## Exercise prompt
Please filter the entries for the word "double" and copy every line that has it.

BEGIN

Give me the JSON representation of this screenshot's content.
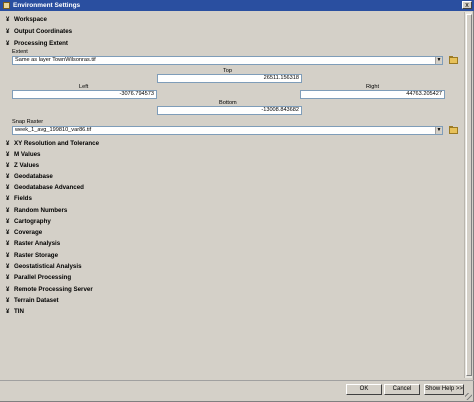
{
  "window": {
    "title": "Environment Settings",
    "close_glyph": "x"
  },
  "sections": [
    {
      "label": "Workspace",
      "expanded": false
    },
    {
      "label": "Output Coordinates",
      "expanded": false
    },
    {
      "label": "Processing Extent",
      "expanded": true
    },
    {
      "label": "XY Resolution and Tolerance",
      "expanded": false
    },
    {
      "label": "M Values",
      "expanded": false
    },
    {
      "label": "Z Values",
      "expanded": false
    },
    {
      "label": "Geodatabase",
      "expanded": false
    },
    {
      "label": "Geodatabase Advanced",
      "expanded": false
    },
    {
      "label": "Fields",
      "expanded": false
    },
    {
      "label": "Random Numbers",
      "expanded": false
    },
    {
      "label": "Cartography",
      "expanded": false
    },
    {
      "label": "Coverage",
      "expanded": false
    },
    {
      "label": "Raster Analysis",
      "expanded": false
    },
    {
      "label": "Raster Storage",
      "expanded": false
    },
    {
      "label": "Geostatistical Analysis",
      "expanded": false
    },
    {
      "label": "Parallel Processing",
      "expanded": false
    },
    {
      "label": "Remote Processing Server",
      "expanded": false
    },
    {
      "label": "Terrain Dataset",
      "expanded": false
    },
    {
      "label": "TIN",
      "expanded": false
    }
  ],
  "icons": {
    "collapsed": "chevron-double-down-icon",
    "expanded": "chevron-double-up-icon",
    "browse": "folder-icon",
    "dropdown": "dropdown-arrow-icon"
  },
  "glyphs": {
    "collapsed": "¥",
    "expanded": "¥",
    "dropdown": "▼"
  },
  "extent": {
    "label": "Extent",
    "value": "Same as layer TownWilsonras.tif",
    "top_label": "Top",
    "top_value": "26511.156318",
    "left_label": "Left",
    "left_value": "-3076.794573",
    "right_label": "Right",
    "right_value": "44763.205427",
    "bottom_label": "Bottom",
    "bottom_value": "-13008.843682"
  },
  "snap_raster": {
    "label": "Snap Raster",
    "value": "week_1_avg_199810_var86.tif"
  },
  "buttons": {
    "ok": "OK",
    "cancel": "Cancel",
    "help": "Show Help >>"
  }
}
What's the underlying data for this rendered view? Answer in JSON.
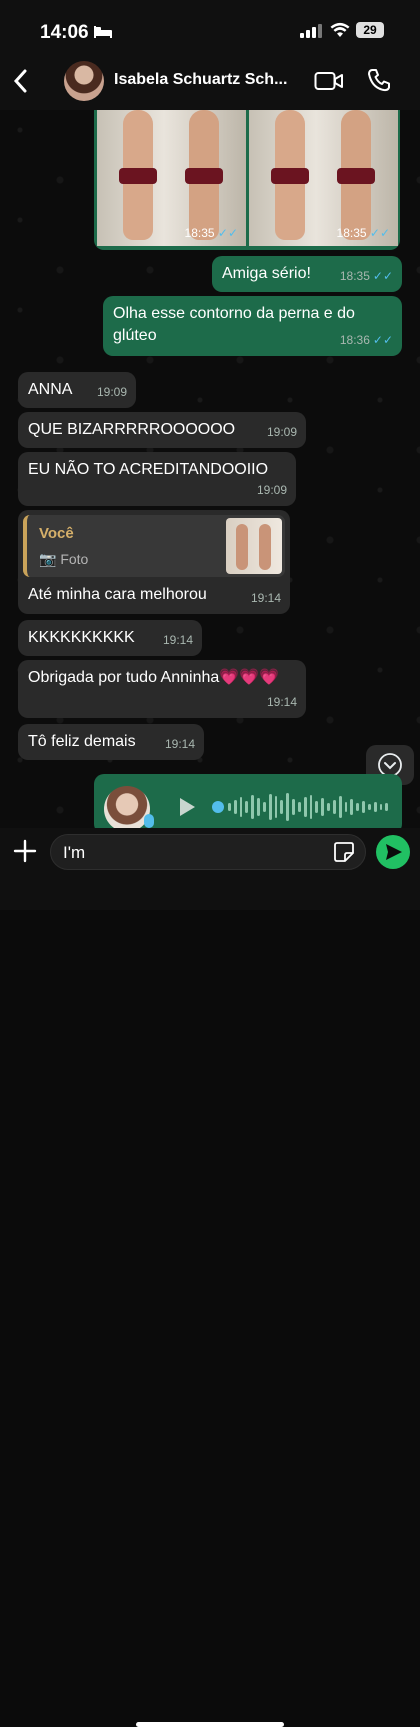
{
  "status_bar": {
    "time": "14:06",
    "battery": "29"
  },
  "header": {
    "contact_name": "Isabela Schuartz Sch..."
  },
  "messages": {
    "images": [
      {
        "time": "18:35"
      },
      {
        "time": "18:35"
      }
    ],
    "m1": {
      "text": "Amiga sério!",
      "time": "18:35"
    },
    "m2": {
      "text": "Olha esse contorno da perna e do glúteo",
      "time": "18:36"
    },
    "m3": {
      "text": "ANNA",
      "time": "19:09"
    },
    "m4": {
      "text": "QUE BIZARRRRROOOOOO",
      "time": "19:09"
    },
    "m5": {
      "text": "EU NÃO TO ACREDITANDOOIIO",
      "time": "19:09"
    },
    "m6": {
      "quote_author": "Você",
      "quote_type": "Foto",
      "text": "Até minha cara melhorou",
      "time": "19:14"
    },
    "m7": {
      "text": "KKKKKKKKKK",
      "time": "19:14"
    },
    "m8": {
      "text": "Obrigada por tudo Anninha💗💗💗",
      "time": "19:14"
    },
    "m9": {
      "text": "Tô feliz demais",
      "time": "19:14"
    }
  },
  "input": {
    "value": "I'm"
  },
  "colors": {
    "outgoing": "#1d6b4a",
    "incoming": "#2a2a2a",
    "read_ticks": "#53bdeb",
    "send": "#21c063"
  }
}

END

## Exercise answer
    "collapsed": "chevron-double-down-icon",
    "expanded": "chevron-double-up-icon",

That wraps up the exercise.